Showing posts from June, 2018

A Field Guide to Small Publishers

Type 1: Small Press - non-paying, token paying & low paying markets for fiction, article, reviews, poetry, and art.   I have seen writers and artists get angry at non-paying markets, as if their very existence is an affront! If you are one of those, then please - stop being such an asshole. Sure, writers wanting to give their work away for free can just do it on Wattpad. But, especially when you're first starting out, there’s something nice about having your work selected for inclusion by an actual editor. There is credibility and validation in having your publication at least “juried” by a third party. And every once in a while, works from those publications get singled out for further honours and/or republished in paying markets. For those who consider those markets beneath them – remember that the publishers and editors of those publications are most likely making less than you. Yes –  less than zero ie: paying all expenses out of pocket. Many small press magazine

Exploring Publishing Options: Part 1 - The Traditional Route

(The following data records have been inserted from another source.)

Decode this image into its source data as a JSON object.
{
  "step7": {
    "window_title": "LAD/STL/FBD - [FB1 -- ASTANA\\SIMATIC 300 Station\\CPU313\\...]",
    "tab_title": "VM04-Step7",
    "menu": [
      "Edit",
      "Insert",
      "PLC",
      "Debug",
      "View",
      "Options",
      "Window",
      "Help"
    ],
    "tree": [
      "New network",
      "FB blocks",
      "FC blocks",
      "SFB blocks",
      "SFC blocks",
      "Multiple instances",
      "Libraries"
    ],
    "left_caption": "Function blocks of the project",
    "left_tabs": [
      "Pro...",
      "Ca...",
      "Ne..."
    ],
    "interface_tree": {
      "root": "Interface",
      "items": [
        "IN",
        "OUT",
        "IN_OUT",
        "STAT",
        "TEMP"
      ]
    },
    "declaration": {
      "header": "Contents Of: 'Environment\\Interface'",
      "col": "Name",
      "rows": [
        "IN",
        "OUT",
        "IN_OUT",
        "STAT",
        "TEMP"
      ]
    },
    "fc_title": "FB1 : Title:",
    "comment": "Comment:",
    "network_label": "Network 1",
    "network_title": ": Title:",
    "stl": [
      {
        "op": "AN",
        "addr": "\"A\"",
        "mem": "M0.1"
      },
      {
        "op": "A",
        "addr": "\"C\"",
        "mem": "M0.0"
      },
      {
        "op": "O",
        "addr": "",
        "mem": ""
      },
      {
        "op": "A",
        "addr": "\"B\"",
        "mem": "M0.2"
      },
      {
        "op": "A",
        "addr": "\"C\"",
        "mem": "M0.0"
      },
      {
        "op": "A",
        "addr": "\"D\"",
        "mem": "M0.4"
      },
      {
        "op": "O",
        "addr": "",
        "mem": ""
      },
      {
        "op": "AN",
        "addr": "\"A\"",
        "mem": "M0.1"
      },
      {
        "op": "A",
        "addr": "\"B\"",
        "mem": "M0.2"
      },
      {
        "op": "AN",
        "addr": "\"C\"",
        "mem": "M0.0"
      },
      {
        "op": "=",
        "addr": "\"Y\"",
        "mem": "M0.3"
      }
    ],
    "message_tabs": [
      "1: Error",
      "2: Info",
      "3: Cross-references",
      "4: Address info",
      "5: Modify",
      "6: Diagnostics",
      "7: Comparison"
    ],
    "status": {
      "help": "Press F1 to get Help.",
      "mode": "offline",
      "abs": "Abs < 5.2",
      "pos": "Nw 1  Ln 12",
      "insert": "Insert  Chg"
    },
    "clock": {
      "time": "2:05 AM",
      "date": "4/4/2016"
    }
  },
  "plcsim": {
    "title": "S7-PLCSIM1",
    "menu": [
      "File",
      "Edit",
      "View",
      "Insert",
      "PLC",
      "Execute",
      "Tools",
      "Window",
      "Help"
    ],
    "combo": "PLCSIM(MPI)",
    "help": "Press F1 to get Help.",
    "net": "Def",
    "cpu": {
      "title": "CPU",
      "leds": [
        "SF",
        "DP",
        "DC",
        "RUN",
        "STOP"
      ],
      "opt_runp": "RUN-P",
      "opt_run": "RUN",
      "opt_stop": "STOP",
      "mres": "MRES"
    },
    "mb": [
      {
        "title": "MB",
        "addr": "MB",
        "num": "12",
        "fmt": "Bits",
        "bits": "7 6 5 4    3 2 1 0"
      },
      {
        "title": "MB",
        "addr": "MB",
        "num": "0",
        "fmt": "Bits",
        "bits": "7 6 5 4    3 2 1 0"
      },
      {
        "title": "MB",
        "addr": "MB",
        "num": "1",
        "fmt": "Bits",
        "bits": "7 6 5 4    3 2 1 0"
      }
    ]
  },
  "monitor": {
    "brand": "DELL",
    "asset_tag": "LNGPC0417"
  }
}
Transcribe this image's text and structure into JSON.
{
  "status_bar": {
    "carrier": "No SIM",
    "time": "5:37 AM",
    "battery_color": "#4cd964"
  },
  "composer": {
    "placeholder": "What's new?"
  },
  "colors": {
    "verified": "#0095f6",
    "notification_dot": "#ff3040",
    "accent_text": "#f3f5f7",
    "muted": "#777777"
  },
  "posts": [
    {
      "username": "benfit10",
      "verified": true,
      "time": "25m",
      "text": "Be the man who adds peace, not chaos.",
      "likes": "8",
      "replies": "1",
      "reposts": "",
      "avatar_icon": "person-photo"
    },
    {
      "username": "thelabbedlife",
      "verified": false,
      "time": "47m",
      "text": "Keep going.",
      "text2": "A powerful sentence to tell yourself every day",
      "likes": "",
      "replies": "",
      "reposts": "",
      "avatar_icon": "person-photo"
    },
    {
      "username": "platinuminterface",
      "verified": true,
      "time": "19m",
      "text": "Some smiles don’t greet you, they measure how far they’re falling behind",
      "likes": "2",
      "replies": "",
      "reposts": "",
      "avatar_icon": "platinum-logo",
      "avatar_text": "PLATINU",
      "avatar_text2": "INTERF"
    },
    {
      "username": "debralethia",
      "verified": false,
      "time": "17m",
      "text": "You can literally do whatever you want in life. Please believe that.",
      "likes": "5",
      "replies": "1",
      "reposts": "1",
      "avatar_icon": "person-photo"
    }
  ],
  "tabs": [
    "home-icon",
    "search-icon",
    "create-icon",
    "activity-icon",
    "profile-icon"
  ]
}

As I get closer to completing  Avenging Glory ,  you’d think I would have the path ahead mapped out. After all, I’ve been writing for decades, have researched the markets exhaustively, have lots of friends who are published authors, and know a few publishers and agents personally. But the truth is, only a few of those people I know are happy with the paths they’ve taken. And number of people who used to be happy, are no longer satisfied. The number of potential routes have multiplied to the point where it’s fair to say that all or any of us can get published – but hardly any of us will get noticed outside our circles of friends, or adequately paid for all the hard work we’ve put in. Many of the publishers are flying by the seat of their pants. Or doing it as a labour of love. And there are almost as many publishing models out there as there are publishers. Before submitting the book to major publishers, I need to think seriously about getting an agent. There are publisher

The Inevitability of Politics

I have always voted, and at the age of 17, even campaigned for Liberal candidate Mel Hurtig in Edmonton. He lost by a landslide to a career politician whose major claim to fame was the two months he spent as the House of Commons speaker who refused to allow an emergency debate on the American deployment of Bomarc  missiles on Canadian soil - thus bringing the minority Conservative government crashing down.   I lost respect for politics and most politicians, at around the time that Hurtig made his unmemorable exit - an attitude that my eight month stint working for the government in BC in the nineties failed to change. I remember two different Social Credit ministers during my short time there, and neither of them impressed me as people who cared about anything beyond getting elected and appointed to cabinet in the first place. I guess they wanted to be perceived by the electorate as doing a good job, but not enough to, you know, actually do a good job. They were surprisingly ignorant